[[ Data shown open ]]

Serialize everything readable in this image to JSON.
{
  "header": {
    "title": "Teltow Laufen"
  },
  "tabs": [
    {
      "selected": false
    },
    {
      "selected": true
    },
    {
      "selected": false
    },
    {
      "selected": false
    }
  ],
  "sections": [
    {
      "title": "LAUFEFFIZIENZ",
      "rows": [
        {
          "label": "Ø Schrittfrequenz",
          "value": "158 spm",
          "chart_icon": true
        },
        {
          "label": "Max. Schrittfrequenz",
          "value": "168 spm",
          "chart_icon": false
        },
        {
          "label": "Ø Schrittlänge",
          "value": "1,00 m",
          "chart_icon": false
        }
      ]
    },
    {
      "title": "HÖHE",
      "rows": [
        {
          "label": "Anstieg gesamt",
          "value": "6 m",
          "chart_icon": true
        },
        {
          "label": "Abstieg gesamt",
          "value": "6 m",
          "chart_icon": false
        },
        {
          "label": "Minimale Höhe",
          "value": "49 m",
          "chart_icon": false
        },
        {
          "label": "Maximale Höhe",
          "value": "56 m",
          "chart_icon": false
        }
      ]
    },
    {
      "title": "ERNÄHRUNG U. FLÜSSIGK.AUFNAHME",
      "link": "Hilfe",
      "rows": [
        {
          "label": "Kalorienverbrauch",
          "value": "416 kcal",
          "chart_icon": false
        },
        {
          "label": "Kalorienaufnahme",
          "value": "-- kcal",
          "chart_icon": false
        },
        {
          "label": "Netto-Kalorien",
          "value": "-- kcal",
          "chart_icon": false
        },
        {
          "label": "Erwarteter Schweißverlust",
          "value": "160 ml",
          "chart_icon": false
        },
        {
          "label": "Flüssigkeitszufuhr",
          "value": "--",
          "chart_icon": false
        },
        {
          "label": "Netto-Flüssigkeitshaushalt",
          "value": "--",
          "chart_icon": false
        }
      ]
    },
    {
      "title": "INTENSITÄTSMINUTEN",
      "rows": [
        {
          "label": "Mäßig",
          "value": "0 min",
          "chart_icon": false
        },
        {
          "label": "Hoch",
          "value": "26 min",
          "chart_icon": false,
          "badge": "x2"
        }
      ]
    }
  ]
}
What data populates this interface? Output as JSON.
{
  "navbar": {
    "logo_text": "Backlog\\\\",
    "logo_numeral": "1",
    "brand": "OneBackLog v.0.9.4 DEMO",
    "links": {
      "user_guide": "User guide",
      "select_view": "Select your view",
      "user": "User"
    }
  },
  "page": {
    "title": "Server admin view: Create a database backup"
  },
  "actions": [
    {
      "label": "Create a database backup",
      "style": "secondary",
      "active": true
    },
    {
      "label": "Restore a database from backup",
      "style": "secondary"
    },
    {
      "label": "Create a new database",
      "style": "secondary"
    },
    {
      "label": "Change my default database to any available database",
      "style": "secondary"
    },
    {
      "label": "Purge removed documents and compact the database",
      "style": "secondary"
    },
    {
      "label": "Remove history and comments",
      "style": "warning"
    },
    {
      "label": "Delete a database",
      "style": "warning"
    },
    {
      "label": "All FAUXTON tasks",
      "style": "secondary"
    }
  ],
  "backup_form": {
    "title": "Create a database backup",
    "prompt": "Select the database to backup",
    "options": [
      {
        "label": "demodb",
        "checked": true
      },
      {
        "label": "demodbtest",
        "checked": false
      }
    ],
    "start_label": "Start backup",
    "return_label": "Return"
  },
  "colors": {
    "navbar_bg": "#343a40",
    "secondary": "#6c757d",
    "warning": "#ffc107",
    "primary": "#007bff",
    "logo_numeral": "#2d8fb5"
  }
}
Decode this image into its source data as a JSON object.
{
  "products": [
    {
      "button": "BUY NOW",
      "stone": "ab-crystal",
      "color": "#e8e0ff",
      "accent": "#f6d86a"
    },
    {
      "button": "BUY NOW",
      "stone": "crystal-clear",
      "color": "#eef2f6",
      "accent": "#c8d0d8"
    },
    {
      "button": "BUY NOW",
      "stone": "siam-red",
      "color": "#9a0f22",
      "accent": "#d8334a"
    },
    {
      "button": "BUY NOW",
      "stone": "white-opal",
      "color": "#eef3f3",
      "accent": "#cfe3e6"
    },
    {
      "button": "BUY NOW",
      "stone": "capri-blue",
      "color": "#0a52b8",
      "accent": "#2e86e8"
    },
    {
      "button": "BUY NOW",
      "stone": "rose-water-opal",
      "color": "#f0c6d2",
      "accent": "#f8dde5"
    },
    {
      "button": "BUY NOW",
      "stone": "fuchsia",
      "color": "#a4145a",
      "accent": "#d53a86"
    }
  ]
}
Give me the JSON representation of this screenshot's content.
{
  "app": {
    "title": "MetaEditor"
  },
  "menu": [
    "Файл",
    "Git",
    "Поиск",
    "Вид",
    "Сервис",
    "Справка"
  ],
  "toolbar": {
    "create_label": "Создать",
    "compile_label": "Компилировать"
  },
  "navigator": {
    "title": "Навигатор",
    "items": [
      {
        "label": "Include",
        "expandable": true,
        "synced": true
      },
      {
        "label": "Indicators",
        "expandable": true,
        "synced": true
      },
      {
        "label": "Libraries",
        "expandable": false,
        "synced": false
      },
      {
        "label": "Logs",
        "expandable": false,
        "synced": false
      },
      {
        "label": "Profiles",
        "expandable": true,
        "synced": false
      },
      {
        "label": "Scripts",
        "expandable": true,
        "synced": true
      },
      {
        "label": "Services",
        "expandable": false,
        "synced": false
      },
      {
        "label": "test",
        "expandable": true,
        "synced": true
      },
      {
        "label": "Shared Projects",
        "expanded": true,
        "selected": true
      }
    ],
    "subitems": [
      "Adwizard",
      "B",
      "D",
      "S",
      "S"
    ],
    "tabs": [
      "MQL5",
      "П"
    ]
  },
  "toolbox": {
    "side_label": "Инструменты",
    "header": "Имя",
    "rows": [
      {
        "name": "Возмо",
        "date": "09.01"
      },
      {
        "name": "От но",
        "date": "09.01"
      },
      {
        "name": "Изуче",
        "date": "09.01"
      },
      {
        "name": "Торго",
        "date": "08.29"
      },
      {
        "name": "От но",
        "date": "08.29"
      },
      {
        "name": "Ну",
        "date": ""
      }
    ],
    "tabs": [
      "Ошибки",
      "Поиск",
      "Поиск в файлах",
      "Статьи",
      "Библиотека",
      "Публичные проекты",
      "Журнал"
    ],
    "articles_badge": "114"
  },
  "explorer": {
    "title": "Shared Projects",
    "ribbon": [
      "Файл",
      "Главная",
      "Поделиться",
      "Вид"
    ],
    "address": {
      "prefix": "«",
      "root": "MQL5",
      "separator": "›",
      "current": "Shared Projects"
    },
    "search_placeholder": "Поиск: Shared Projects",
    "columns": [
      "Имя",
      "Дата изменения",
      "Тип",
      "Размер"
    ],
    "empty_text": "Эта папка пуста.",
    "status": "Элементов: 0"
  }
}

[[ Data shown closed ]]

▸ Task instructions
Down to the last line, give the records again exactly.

▸ Solution below
Serialize everything readable in this image to JSON.
{
  "header": {
    "title": "Teltow Laufen"
  },
  "tabs": [
    {
      "selected": false
    },
    {
      "selected": true
    },
    {
      "selected": false
    },
    {
      "selected": false
    }
  ],
  "sections": [
    {
      "title": "LAUFEFFIZIENZ",
      "rows": [
        {
          "label": "Ø Schrittfrequenz",
          "value": "158 spm",
          "chart_icon": true
        },
        {
          "label": "Max. Schrittfrequenz",
          "value": "168 spm",
          "chart_icon": false
        },
        {
          "label": "Ø Schrittlänge",
          "value": "1,00 m",
          "chart_icon": false
        }
      ]
    },
    {
      "title": "HÖHE",
      "rows": [
        {
          "label": "Anstieg gesamt",
          "value": "6 m",
          "chart_icon": true
        },
        {
          "label": "Abstieg gesamt",
          "value": "6 m",
          "chart_icon": false
        },
        {
          "label": "Minimale Höhe",
          "value": "49 m",
          "chart_icon": false
        },
        {
          "label": "Maximale Höhe",
          "value": "56 m",
          "chart_icon": false
        }
      ]
    },
    {
      "title": "ERNÄHRUNG U. FLÜSSIGK.AUFNAHME",
      "link": "Hilfe",
      "rows": [
        {
          "label": "Kalorienverbrauch",
          "value": "416 kcal",
          "chart_icon": false
        },
        {
          "label": "Kalorienaufnahme",
          "value": "-- kcal",
          "chart_icon": false
        },
        {
          "label": "Netto-Kalorien",
          "value": "-- kcal",
          "chart_icon": false
        },
        {
          "label": "Erwarteter Schweißverlust",
          "value": "160 ml",
          "chart_icon": false
        },
        {
          "label": "Flüssigkeitszufuhr",
          "value": "--",
          "chart_icon": false
        },
        {
          "label": "Netto-Flüssigkeitshaushalt",
          "value": "--",
          "chart_icon": false
        }
      ]
    },
    {
      "title": "INTENSITÄTSMINUTEN",
      "rows": [
        {
          "label": "Mäßig",
          "value": "0 min",
          "chart_icon": false
        },
        {
          "label": "Hoch",
          "value": "26 min",
          "chart_icon": false,
          "badge": "x2"
        }
      ]
    }
  ]
}
What data populates this interface? Output as JSON.
{
  "navbar": {
    "logo_text": "Backlog\\\\",
    "logo_numeral": "1",
    "brand": "OneBackLog v.0.9.4 DEMO",
    "links": {
      "user_guide": "User guide",
      "select_view": "Select your view",
      "user": "User"
    }
  },
  "page": {
    "title": "Server admin view: Create a database backup"
  },
  "actions": [
    {
      "label": "Create a database backup",
      "style": "secondary",
      "active": true
    },
    {
      "label": "Restore a database from backup",
      "style": "secondary"
    },
    {
      "label": "Create a new database",
      "style": "secondary"
    },
    {
      "label": "Change my default database to any available database",
      "style": "secondary"
    },
    {
      "label": "Purge removed documents and compact the database",
      "style": "secondary"
    },
    {
      "label": "Remove history and comments",
      "style": "warning"
    },
    {
      "label": "Delete a database",
      "style": "warning"
    },
    {
      "label": "All FAUXTON tasks",
      "style": "secondary"
    }
  ],
  "backup_form": {
    "title": "Create a database backup",
    "prompt": "Select the database to backup",
    "options": [
      {
        "label": "demodb",
        "checked": true
      },
      {
        "label": "demodbtest",
        "checked": false
      }
    ],
    "start_label": "Start backup",
    "return_label": "Return"
  },
  "colors": {
    "navbar_bg": "#343a40",
    "secondary": "#6c757d",
    "warning": "#ffc107",
    "primary": "#007bff",
    "logo_numeral": "#2d8fb5"
  }
}
Decode this image into its source data as a JSON object.
{
  "products": [
    {
      "button": "BUY NOW",
      "stone": "ab-crystal",
      "color": "#e8e0ff",
      "accent": "#f6d86a"
    },
    {
      "button": "BUY NOW",
      "stone": "crystal-clear",
      "color": "#eef2f6",
      "accent": "#c8d0d8"
    },
    {
      "button": "BUY NOW",
      "stone": "siam-red",
      "color": "#9a0f22",
      "accent": "#d8334a"
    },
    {
      "button": "BUY NOW",
      "stone": "white-opal",
      "color": "#eef3f3",
      "accent": "#cfe3e6"
    },
    {
      "button": "BUY NOW",
      "stone": "capri-blue",
      "color": "#0a52b8",
      "accent": "#2e86e8"
    },
    {
      "button": "BUY NOW",
      "stone": "rose-water-opal",
      "color": "#f0c6d2",
      "accent": "#f8dde5"
    },
    {
      "button": "BUY NOW",
      "stone": "fuchsia",
      "color": "#a4145a",
      "accent": "#d53a86"
    }
  ]
}
Give me the JSON representation of this screenshot's content.
{
  "app": {
    "title": "MetaEditor"
  },
  "menu": [
    "Файл",
    "Git",
    "Поиск",
    "Вид",
    "Сервис",
    "Справка"
  ],
  "toolbar": {
    "create_label": "Создать",
    "compile_label": "Компилировать"
  },
  "navigator": {
    "title": "Навигатор",
    "items": [
      {
        "label": "Include",
        "expandable": true,
        "synced": true
      },
      {
        "label": "Indicators",
        "expandable": true,
        "synced": true
      },
      {
        "label": "Libraries",
        "expandable": false,
        "synced": false
      },
      {
        "label": "Logs",
        "expandable": false,
        "synced": false
      },
      {
        "label": "Profiles",
        "expandable": true,
        "synced": false
      },
      {
        "label": "Scripts",
        "expandable": true,
        "synced": true
      },
      {
        "label": "Services",
        "expandable": false,
        "synced": false
      },
      {
        "label": "test",
        "expandable": true,
        "synced": true
      },
      {
        "label": "Shared Projects",
        "expanded": true,
        "selected": true
      }
    ],
    "subitems": [
      "Adwizard",
      "B",
      "D",
      "S",
      "S"
    ],
    "tabs": [
      "MQL5",
      "П"
    ]
  },
  "toolbox": {
    "side_label": "Инструменты",
    "header": "Имя",
    "rows": [
      {
        "name": "Возмо",
        "date": "09.01"
      },
      {
        "name": "От но",
        "date": "09.01"
      },
      {
        "name": "Изуче",
        "date": "09.01"
      },
      {
        "name": "Торго",
        "date": "08.29"
      },
      {
        "name": "От но",
        "date": "08.29"
      },
      {
        "name": "Ну",
        "date": ""
      }
    ],
    "tabs": [
      "Ошибки",
      "Поиск",
      "Поиск в файлах",
      "Статьи",
      "Библиотека",
      "Публичные проекты",
      "Журнал"
    ],
    "articles_badge": "114"
  },
  "explorer": {
    "title": "Shared Projects",
    "ribbon": [
      "Файл",
      "Главная",
      "Поделиться",
      "Вид"
    ],
    "address": {
      "prefix": "«",
      "root": "MQL5",
      "separator": "›",
      "current": "Shared Projects"
    },
    "search_placeholder": "Поиск: Shared Projects",
    "columns": [
      "Имя",
      "Дата изменения",
      "Тип",
      "Размер"
    ],
    "empty_text": "Эта папка пуста.",
    "status": "Элементов: 0"
  }
}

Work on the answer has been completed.